Nobody likes being told what to do in their field of work. Businesses should therefore make sure to actively integrate those responsible for development processes in Open Innovation projects. Otherwise these people could perhaps fell threatened.
To make sure your crowdsourcing project succeeds, we have put together a further five tips.
1. Motivate your crowd – but in the right way!
Yes, there are those highly motivated participants that do not want any financial or material reward for their engagement. Particularly when it’s a social project. But such co-workers are rare. You should motivate your target group with an appropriate reward.
But appropriate means: don’t go over the top! Because then you will attract people who have no interest in your Open Innovation project and are only in it for a reward.
Competitions which award a prize for the best response produce a higher quality of feedback. However some people will not be interested if the chance of winning seems too small.
2. Work transparently!
A good communication strategy is essential when it comes to crowdsourcing and Open Innovation. Inform your project participants about the next steps and communicate with them on an equal level. Important: participants should never feel as if they are being used, otherwise you are gambling with the good reputation of your business
3. Withstand any feedback!
Market research can be hurtful. If you are just hoping for praise for your idea or product, you are looking in the wrong place. If 95 percent of respondents are skeptical or critical, you should be willing to have a radical rethink. It’s better at this point, rather than final consumers making their decision in the shops.
4. Contact particularly qualified feedback givers!
Not every response will help you further. But in every project there are participants that will amaze you with razor-sharp analysis and a great deal of professional expertise. Reach out to these experts and use them in the future. You might also find in them a new brand ambassador or employee.
5. Use social media – but not exclusively!
Theoretically this would also be a form of Open Innovation: posting an idea or a photo of a prototype on your Facebook page and questioning what people think about it. But in doing so, will you really receive feedback from the right target group, or just from people who already like your brand? And how can you be sure that their input won’t also be used by your rivals?
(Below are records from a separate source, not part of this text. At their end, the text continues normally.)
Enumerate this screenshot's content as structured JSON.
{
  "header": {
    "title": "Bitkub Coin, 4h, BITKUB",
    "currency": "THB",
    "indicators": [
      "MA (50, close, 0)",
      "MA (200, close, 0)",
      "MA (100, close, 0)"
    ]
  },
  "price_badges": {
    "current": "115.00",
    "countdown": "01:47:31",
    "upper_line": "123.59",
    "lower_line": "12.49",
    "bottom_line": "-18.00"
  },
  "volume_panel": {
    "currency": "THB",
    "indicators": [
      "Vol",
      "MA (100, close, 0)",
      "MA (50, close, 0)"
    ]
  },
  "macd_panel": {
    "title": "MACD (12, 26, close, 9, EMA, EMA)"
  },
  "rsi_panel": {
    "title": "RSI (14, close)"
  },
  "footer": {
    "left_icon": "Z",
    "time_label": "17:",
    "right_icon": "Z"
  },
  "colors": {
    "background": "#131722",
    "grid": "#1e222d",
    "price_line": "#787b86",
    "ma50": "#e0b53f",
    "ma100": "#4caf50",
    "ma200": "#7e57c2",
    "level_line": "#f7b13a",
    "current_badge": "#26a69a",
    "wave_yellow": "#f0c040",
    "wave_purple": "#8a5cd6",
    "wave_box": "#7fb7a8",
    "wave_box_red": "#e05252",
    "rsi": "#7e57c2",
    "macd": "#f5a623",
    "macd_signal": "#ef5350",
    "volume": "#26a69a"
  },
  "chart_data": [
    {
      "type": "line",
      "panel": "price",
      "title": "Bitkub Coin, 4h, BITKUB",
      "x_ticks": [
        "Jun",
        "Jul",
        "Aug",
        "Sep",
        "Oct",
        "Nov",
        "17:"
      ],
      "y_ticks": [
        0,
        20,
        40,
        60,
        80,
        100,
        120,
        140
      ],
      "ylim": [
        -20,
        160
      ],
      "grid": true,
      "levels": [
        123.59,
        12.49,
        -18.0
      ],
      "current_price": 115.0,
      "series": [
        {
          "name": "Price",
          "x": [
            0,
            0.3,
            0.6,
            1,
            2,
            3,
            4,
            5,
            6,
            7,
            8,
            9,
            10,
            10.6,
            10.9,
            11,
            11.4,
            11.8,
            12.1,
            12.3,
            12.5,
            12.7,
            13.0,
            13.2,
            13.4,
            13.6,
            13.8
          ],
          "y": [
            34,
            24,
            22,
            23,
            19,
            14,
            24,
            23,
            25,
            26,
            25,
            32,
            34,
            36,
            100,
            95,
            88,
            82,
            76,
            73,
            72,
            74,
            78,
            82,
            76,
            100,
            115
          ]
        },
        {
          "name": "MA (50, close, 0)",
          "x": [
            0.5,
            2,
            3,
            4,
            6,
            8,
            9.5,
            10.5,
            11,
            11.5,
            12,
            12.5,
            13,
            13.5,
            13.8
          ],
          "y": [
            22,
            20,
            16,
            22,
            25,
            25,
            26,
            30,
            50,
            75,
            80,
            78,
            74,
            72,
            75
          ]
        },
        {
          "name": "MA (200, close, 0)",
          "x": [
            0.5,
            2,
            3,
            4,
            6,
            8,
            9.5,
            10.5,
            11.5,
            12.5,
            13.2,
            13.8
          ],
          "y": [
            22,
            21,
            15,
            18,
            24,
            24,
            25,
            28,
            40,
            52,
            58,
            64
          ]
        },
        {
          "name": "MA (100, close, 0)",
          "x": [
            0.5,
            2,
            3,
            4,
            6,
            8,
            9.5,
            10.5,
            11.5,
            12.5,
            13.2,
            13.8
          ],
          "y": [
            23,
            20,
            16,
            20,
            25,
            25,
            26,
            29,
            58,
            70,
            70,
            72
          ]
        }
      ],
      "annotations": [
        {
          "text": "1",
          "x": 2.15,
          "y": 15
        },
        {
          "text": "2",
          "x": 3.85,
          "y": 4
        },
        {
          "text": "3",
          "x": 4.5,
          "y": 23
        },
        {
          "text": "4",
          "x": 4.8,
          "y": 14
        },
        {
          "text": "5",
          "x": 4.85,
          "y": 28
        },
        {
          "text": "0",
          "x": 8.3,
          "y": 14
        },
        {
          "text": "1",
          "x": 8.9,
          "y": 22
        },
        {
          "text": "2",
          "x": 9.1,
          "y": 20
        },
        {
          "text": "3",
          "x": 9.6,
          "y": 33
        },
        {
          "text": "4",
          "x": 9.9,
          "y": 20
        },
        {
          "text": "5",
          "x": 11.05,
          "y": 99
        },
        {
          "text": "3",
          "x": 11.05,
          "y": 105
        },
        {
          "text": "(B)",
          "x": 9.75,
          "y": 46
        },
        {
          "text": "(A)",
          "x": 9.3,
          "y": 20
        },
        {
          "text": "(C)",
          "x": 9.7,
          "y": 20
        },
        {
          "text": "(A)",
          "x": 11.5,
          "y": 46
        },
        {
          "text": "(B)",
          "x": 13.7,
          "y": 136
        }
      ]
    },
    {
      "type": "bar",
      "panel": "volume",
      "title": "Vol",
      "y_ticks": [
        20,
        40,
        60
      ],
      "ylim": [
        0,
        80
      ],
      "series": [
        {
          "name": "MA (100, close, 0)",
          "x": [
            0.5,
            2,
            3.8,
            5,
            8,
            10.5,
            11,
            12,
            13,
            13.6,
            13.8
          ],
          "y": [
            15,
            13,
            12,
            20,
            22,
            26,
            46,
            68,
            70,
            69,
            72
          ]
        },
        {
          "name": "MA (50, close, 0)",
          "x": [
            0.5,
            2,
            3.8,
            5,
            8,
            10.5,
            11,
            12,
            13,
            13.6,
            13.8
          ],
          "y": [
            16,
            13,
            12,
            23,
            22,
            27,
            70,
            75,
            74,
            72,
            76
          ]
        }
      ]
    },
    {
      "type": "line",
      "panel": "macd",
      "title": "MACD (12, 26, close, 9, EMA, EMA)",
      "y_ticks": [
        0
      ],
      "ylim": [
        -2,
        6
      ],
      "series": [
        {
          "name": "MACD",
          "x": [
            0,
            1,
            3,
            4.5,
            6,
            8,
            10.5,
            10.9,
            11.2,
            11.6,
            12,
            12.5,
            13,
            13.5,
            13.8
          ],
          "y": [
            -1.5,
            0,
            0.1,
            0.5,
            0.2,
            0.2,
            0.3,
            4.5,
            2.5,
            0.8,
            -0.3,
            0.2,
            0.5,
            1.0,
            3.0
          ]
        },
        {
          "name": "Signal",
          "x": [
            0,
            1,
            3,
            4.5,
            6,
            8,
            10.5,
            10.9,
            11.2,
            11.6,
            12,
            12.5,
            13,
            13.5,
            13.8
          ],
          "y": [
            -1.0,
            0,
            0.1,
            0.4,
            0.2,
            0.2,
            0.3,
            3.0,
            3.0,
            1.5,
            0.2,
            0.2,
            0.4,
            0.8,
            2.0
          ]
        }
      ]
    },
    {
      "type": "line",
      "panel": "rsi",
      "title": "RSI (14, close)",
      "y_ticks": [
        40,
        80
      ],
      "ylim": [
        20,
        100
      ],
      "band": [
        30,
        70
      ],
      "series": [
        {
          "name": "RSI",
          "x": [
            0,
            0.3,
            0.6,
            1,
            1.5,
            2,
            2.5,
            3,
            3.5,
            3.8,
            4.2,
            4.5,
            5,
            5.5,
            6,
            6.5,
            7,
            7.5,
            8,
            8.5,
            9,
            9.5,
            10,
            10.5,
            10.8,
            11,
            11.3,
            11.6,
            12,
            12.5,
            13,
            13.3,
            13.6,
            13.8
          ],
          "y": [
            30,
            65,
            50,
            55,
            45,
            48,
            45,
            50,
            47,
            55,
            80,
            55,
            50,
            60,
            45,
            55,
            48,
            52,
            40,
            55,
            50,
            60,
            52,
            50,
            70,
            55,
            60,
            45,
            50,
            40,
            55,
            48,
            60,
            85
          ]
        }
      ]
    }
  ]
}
And who owns the copyright when you want to use an idea?
Platforms such as ISPO Open Innovation not only offer an exciting and highly-motivated community, but they also have lots of experience with data protection and data analysis.